District 1 Commissioner Sharon Fausett asked if Gaines would entertain only reducing the fees to 50 percent.

“I would say that the 25 percent is a good threshold for us to start with, and if we see that it hasn’t made an impact like the adverse impact that it’s made now at 100 percent, then we can look at increasing it at a future date,” Gaines said.

Fausett said that Bill Ross, whose firm had created the impact fee study and calculated the maximum amount the county could charge, had said impact fees don’t slow growth.

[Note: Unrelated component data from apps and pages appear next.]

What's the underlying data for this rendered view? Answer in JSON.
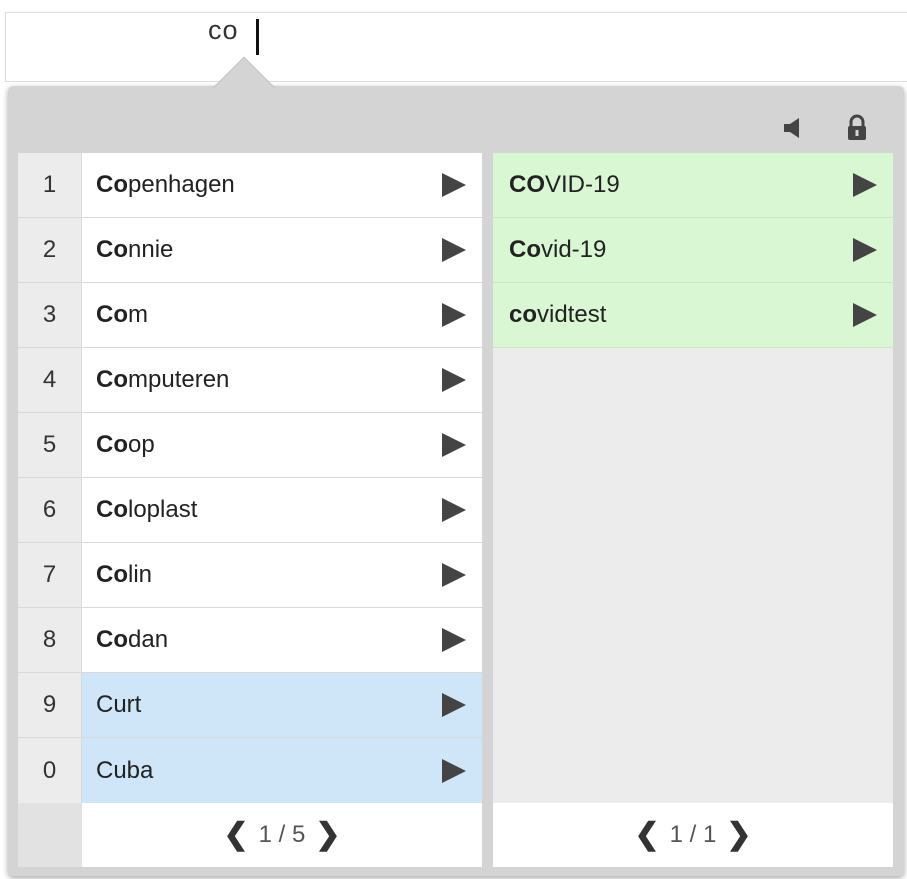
{
  "editor": {
    "typed_text": "co"
  },
  "toolbar": {
    "icons": [
      "speaker-mute-icon",
      "lock-icon"
    ]
  },
  "left_list": {
    "rows": [
      {
        "num": "1",
        "bold": "Co",
        "rest": "penhagen"
      },
      {
        "num": "2",
        "bold": "Co",
        "rest": "nnie"
      },
      {
        "num": "3",
        "bold": "Co",
        "rest": "m"
      },
      {
        "num": "4",
        "bold": "Co",
        "rest": "mputeren"
      },
      {
        "num": "5",
        "bold": "Co",
        "rest": "op"
      },
      {
        "num": "6",
        "bold": "Co",
        "rest": "loplast"
      },
      {
        "num": "7",
        "bold": "Co",
        "rest": "lin"
      },
      {
        "num": "8",
        "bold": "Co",
        "rest": "dan"
      },
      {
        "num": "9",
        "bold": "",
        "rest": "Curt"
      },
      {
        "num": "0",
        "bold": "",
        "rest": "Cuba"
      }
    ],
    "pager": {
      "prev": "❮",
      "text": "1 / 5",
      "next": "❯"
    }
  },
  "right_list": {
    "rows": [
      {
        "bold": "CO",
        "rest": "VID-19"
      },
      {
        "bold": "Co",
        "rest": "vid-19"
      },
      {
        "bold": "co",
        "rest": "vidtest"
      }
    ],
    "pager": {
      "prev": "❮",
      "text": "1 / 1",
      "next": "❯"
    }
  },
  "colors": {
    "blue_highlight": "#cfe6f9",
    "green_highlight": "#d9f7d3",
    "panel_bg": "#d4d4d4"
  }
}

“He’s an expert, and he’s done this for years and years and years, so if he made that statement, I wonder why it's slowing growth here, and it's not slowing it in other places,” Fausett said. “We’re in kind of a boom now and I’d like to take advantage of that. Another thing that bothers me is that we as a board, we said we would seek alternate ways of revenue...if we said we were going to do it, I want to do it.”

Gaines said the county needs to be competitive with its neighbors to be able to attract the kinds of businesses and jobs the board has said they want to attract, and that with a new hospital being constructed up Ga. 400 in Lumpkin County, the absence of impact fees in Lumpkin could make the difference in whether or not Dawson attracts high-paying medical jobs.

He also said the county would lose out on revenue down the road if businesses are deterred from coming in due to the fees.

“I’m not asking to get rid of them completely because I agree with you, new infrastructure is needed, that’s why I’m really fine with leaving residential as high as we can because residential does make a bigger impact than the commercial; the commercial does generate revenue downstream,” Gaines said.

District 4 Commissioner Julie Hughes Nix said that the main complaint she gets is about infrastructure, particularly traffic, and that the board should focus on improving the roads before lowering the fees.

Chairman Billy Thurmond said that the sales tax money generated by businesses has allowed the county to maintain the same millage rate for the past 14 years.

“For us to do the same things that we’re doing today, if we didn’t have Local Option Sales Tax in our general fund, we would have to have 4.86 mils from the property tax payer," he said. "Businesses coming to his community continue to increase that sales tax.”

The board voted 3-2 with Nix and Fausett opposed to reducing the fees, and Thurmond having to break the tie. 

Public hearings will be held at 6 p.m. March 7 and March 21 before the amendment to the impact fee ordinance can go into effect.

The meetings are held in the second floor assembly room of the Dawson County Government Center in Dawsonville.